Published Thursday December 31 2009, by Peter Normand
As winter once again wraps its snowy arms around London and the world comes to a halt it seems like a perfect opportunity to take a look back on a hugely eventful year for Wright Rhythm and a look forward to what the future might hold...
Outside of competitions the big event of the year was, of course, the new studio. As with any change like this it caused a bit of disruption as everyone figured out how best to get there and lessons times shuffled to accommodate new journeys but overall the advantages have been overwhelming. Not only do we now have a bigger floor to dance on but we've secured an extra night's dancing every week, a separate kitchen for a bit of socialising and excellent public transport links. Having only been there a couple of months it already feels like home from home.
The school continues to grow and it's been great to have so many new faces join us over the year as well as some returning after long and not so long absences. As we continue to grow and change there has been plenty of partners swapping with some established partnerships breaking up but promising new ones taking their place. The New Year looks like it's shaping up to be a good one for both the social and competitive sides of the school.

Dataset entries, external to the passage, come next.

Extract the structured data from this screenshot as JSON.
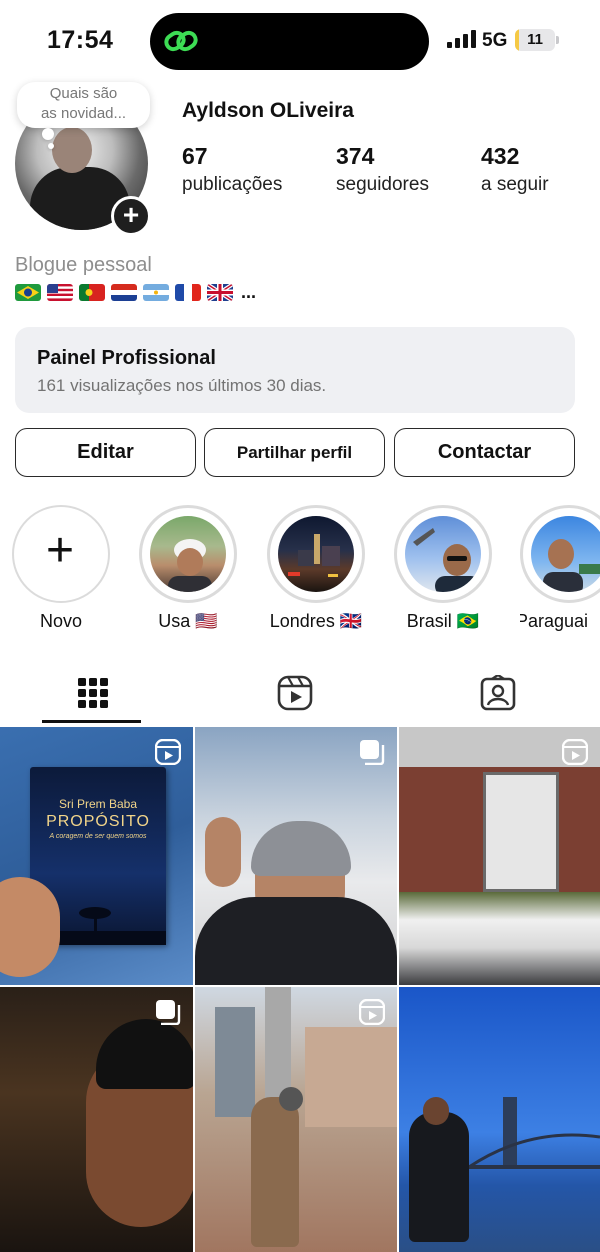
{
  "status_bar": {
    "time": "17:54",
    "network": "5G",
    "battery": "11",
    "battery_fraction": 0.11,
    "island_icon": "link-icon"
  },
  "note": {
    "text_line1": "Quais são",
    "text_line2": "as novidad..."
  },
  "profile": {
    "name": "Ayldson OLiveira",
    "stats": [
      {
        "value": "67",
        "label": "publicações"
      },
      {
        "value": "374",
        "label": "seguidores"
      },
      {
        "value": "432",
        "label": "a seguir"
      }
    ],
    "category": "Blogue pessoal",
    "flags": [
      "Brasil",
      "USA",
      "Portugal",
      "Paraguai",
      "Argentina",
      "França",
      "Reino Unido"
    ],
    "flags_ellipsis": "..."
  },
  "panel": {
    "title": "Painel Profissional",
    "subtitle": "161 visualizações nos últimos 30 dias."
  },
  "buttons": {
    "edit": "Editar",
    "share": "Partilhar perfil",
    "contact": "Contactar"
  },
  "highlights": [
    {
      "label": "Novo"
    },
    {
      "label": "Usa 🇺🇸"
    },
    {
      "label": "Londres 🇬🇧"
    },
    {
      "label": "Brasil 🇧🇷"
    },
    {
      "label": "Paraguai"
    }
  ],
  "tabs": [
    "grid-icon",
    "reels-icon",
    "tagged-icon"
  ],
  "posts": [
    {
      "badge": "reel-icon",
      "caption_author": "Sri Prem Baba",
      "caption_title": "PROPÓSITO",
      "caption_subtitle": "A coragem de ser quem somos"
    },
    {
      "badge": "carousel-icon"
    },
    {
      "badge": "reel-icon"
    },
    {
      "badge": "carousel-icon"
    },
    {
      "badge": "reel-icon"
    },
    {
      "badge": ""
    }
  ],
  "colors": {
    "accent": "#111111",
    "muted_text": "#8e8e8e",
    "panel_bg": "#eff0f3",
    "highlight_ring": "#dbdbdb",
    "island_icon": "#3ddc54",
    "battery": "#f5c945"
  }
}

Nobody could argue that 2009 wasn't a successful year on the competition floor. At the beginning of the year - a record number of competitors taking part in the IDTA Nationwide Medallist of the Year finals in Blackpool producing no less than 8 winners across all age groups then at the end of the year Supadance finals with two winning teams and 3rd place in the Adult first division. It was also our first year with an official representation at the Modern & Classical Sequence finals. With just 7 competitors it was a small contingent but we came back with 6 trophies and it looks like we might have caught the bug.

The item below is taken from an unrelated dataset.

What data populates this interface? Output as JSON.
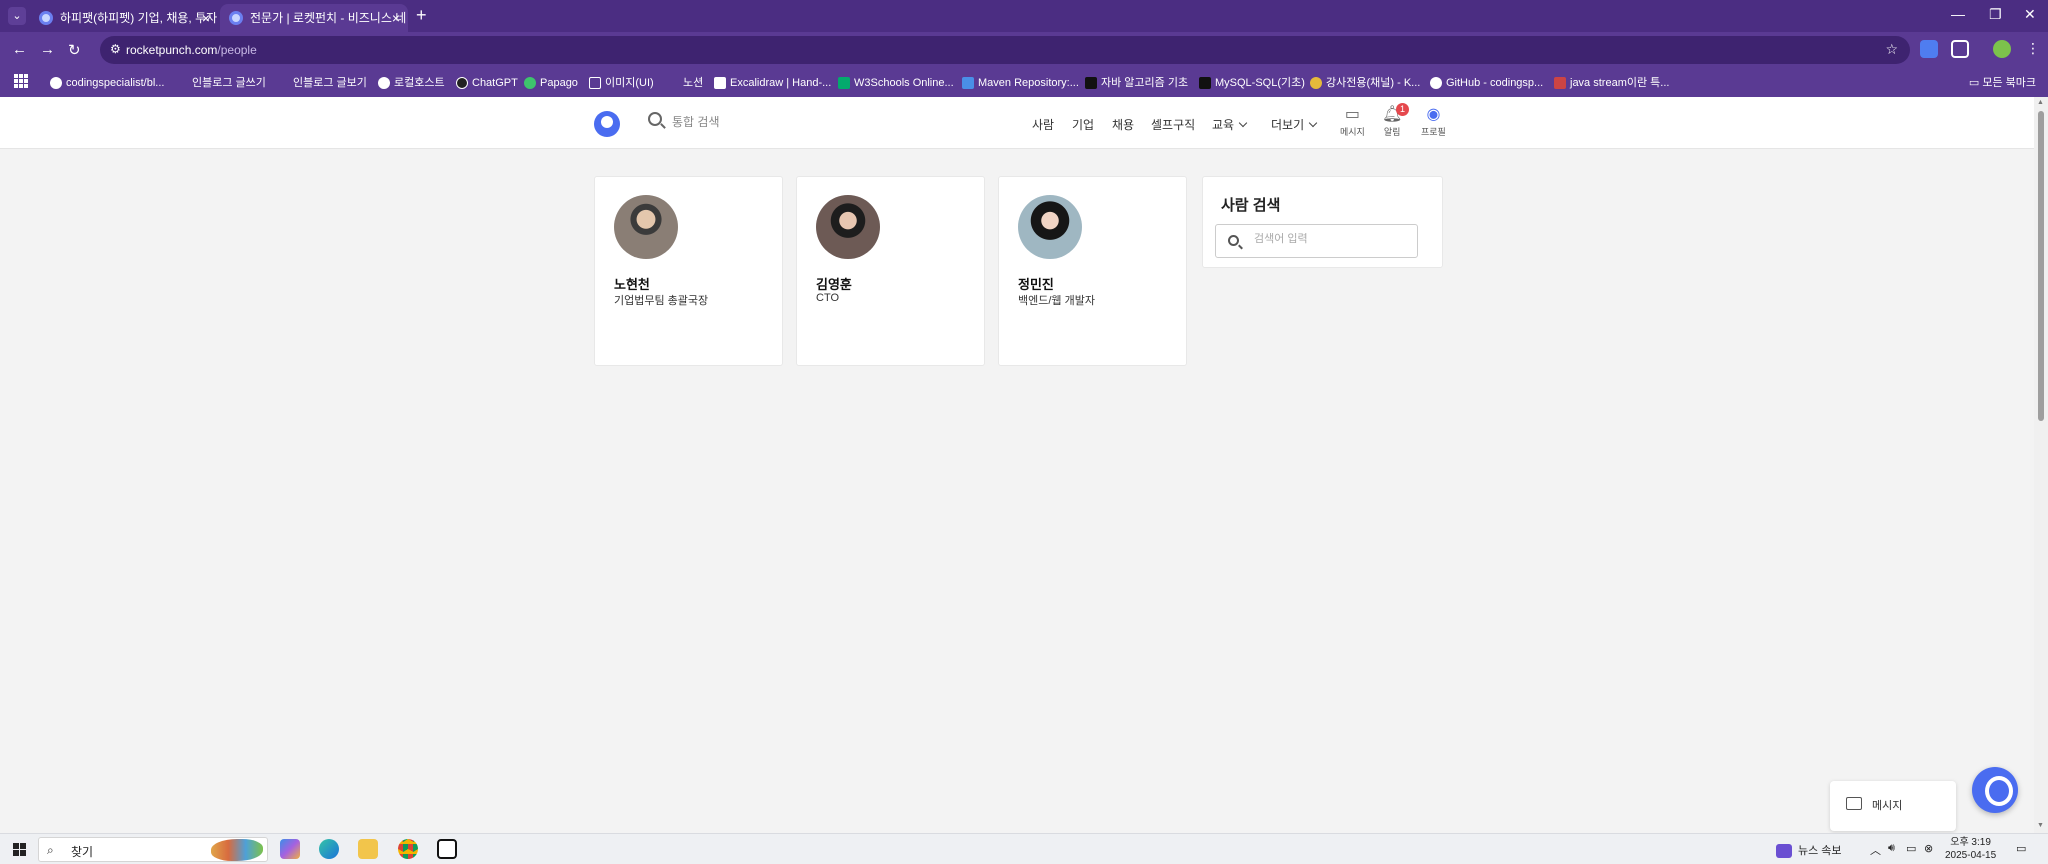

Everyone in the school contributes to this success, even if you're not on the podium yourself we all know that dancing is a confidence game and having the support of fellow dancers, friends and family gives our stars the confidence to shine. We'll once again be taking a record number of competitors to Blackpool in 2010 (48 in total) so let's hope we can continue our success at every level.
There was a spate of significant birthdays within the school this year. No less than four of Wright Rhythm's most successful competitors turned 18 - Connor, Jemma, Alex and Chris. Sophia celebrated her 21st and Lexi hosted a fantastic 'come as a character with the first letter the same as your name' fancy dress party for her 16th. Howard, Laurie and Steve also celebrated significant birthdays but discretion forbids me from saying exactly which they were. The wedding of the year was Debs, and we wish her a long and happy marriage.
Back on the dance floor, 2009 also saw the formation of the junior show team who gave their first performances to rave reviews. And four of the adult show team made their TV debuts appearing with the famous Ballet Boyz in a 'radical interpretation of The Rite of Spring, with dancers from different modern styles' for the BBC.
Finally, the year finished on a high with the Christmas Party and a guest appearance by the Wright Rhythm Spice girls who moved from their usual roles supporting their children at competitions into the spotlight by putting on an amazing performance (picture below, can you tell who's who?). A fitting end to a fantastic year.
Congratulations to all the winners, in a big year for Wright Rhythm, it's truly taken something special to stand out...
The value of your account is: 7
The value of myMessage is: Hello World
The greeting is: Welcome to our site! Today is: Wednesday
Disclaimer: Please note that this website is run by enthusiastic supporters of Wright Rhythm and not the principals themselves. Opinions represented here are not necessarily those of the school, teachers or specific members.